WORK REQUIRED
For every line in the records below that holds "title", make a copy.

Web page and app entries

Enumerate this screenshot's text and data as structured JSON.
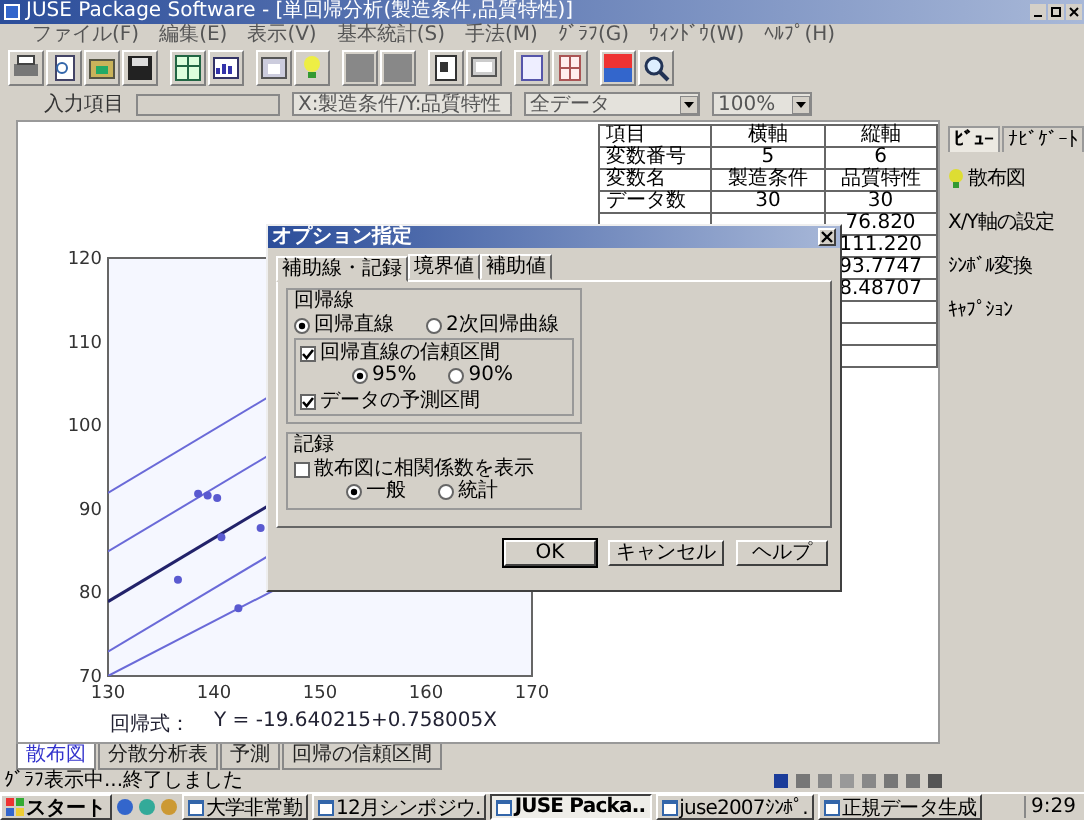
{
  "window": {
    "title": "JUSE Package Software - [単回帰分析(製造条件,品質特性)]"
  },
  "menu": [
    "ファイル(F)",
    "編集(E)",
    "表示(V)",
    "基本統計(S)",
    "手法(M)",
    "ｸﾞﾗﾌ(G)",
    "ｳｨﾝﾄﾞｳ(W)",
    "ﾍﾙﾌﾟ(H)"
  ],
  "input_bar": {
    "label": "入力項目",
    "combos": [
      "X:製造条件/Y:品質特性",
      "全データ",
      "100%"
    ]
  },
  "table": {
    "rows": [
      {
        "column_1": "項目",
        "column_2": "横軸",
        "column_3": "縦軸"
      },
      {
        "column_1": "変数番号",
        "column_2": "5",
        "column_3": "6"
      },
      {
        "column_1": "変数名",
        "column_2": "製造条件",
        "column_3": "品質特性"
      },
      {
        "column_1": "データ数",
        "column_2": "30",
        "column_3": "30"
      },
      {
        "column_3": "76.820"
      },
      {
        "column_3": "111.220"
      },
      {
        "column_3": "93.7747"
      },
      {
        "column_3": "8.48707"
      }
    ]
  },
  "chart_data": {
    "type": "scatter",
    "xlim": [
      130,
      170
    ],
    "ylim": [
      70,
      120
    ],
    "xticks": [
      130,
      140,
      150,
      160,
      170
    ],
    "yticks": [
      70,
      80,
      90,
      100,
      110,
      120
    ],
    "x": [
      138.5,
      139.4,
      140.3,
      140.7,
      144.4,
      136.6,
      142.3
    ],
    "series": [
      {
        "color": "#5a5ad0",
        "values": [
          91.8,
          91.6,
          91.3,
          86.6,
          87.7,
          81.5,
          78.1
        ]
      }
    ]
  },
  "formula": {
    "label": "回帰式：",
    "equation": "Y = -19.640215+0.758005X"
  },
  "dialog": {
    "title": "オプション指定",
    "tabs": [
      {
        "label": "補助線・記録",
        "selected": true
      },
      {
        "label": "境界値",
        "selected": false
      },
      {
        "label": "補助値",
        "selected": false
      }
    ],
    "groups": [
      {
        "title": "回帰線",
        "items": [
          {
            "kind": "radio_row",
            "options": [
              {
                "label": "回帰直線",
                "selected": true
              },
              {
                "label": "2次回帰曲線",
                "selected": false
              }
            ]
          },
          {
            "kind": "box",
            "items": [
              {
                "kind": "checkbox",
                "label": "回帰直線の信頼区間",
                "checked": true,
                "options": [
                  {
                    "label": "95%",
                    "selected": true
                  },
                  {
                    "label": "90%",
                    "selected": false
                  }
                ]
              },
              {
                "kind": "checkbox",
                "label": "データの予測区間",
                "checked": true
              }
            ]
          }
        ]
      },
      {
        "title": "記録",
        "items": [
          {
            "kind": "checkbox",
            "label": "散布図に相関係数を表示",
            "checked": false,
            "options": [
              {
                "label": "一般",
                "selected": true
              },
              {
                "label": "統計",
                "selected": false
              }
            ]
          }
        ]
      }
    ],
    "buttons": [
      "OK",
      "キャンセル",
      "ヘルプ"
    ]
  },
  "side_panel": {
    "tabs": [
      {
        "label": "ﾋﾞｭｰ",
        "selected": true
      },
      {
        "label": "ﾅﾋﾞｹﾞｰﾄ",
        "selected": false
      }
    ],
    "items": [
      "散布図",
      "X/Y軸の設定",
      "ｼﾝﾎﾞﾙ変換",
      "ｷｬﾌﾟｼｮﾝ"
    ]
  },
  "bottom_tabs": [
    {
      "label": "散布図",
      "selected": true
    },
    {
      "label": "分散分析表",
      "selected": false
    },
    {
      "label": "予測",
      "selected": false
    },
    {
      "label": "回帰の信頼区間",
      "selected": false
    }
  ],
  "status_bar": "ｸﾞﾗﾌ表示中...終了しました",
  "taskbar": {
    "start": "スタート",
    "tasks": [
      {
        "label": "大学非常勤",
        "selected": false
      },
      {
        "label": "12月シンポジウ.",
        "selected": false
      },
      {
        "label": "JUSE Packa..",
        "selected": true
      },
      {
        "label": "juse2007ｼﾝﾎﾟ.",
        "selected": false
      },
      {
        "label": "正規データ生成",
        "selected": false
      }
    ],
    "clock": "9:29"
  }
}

RESULT FOR THIS TASK
    "title": "JUSE Package Software - [単回帰分析(製造条件,品質特性)]"
    "title": "オプション指定",
        "title": "回帰線",
        "title": "記録",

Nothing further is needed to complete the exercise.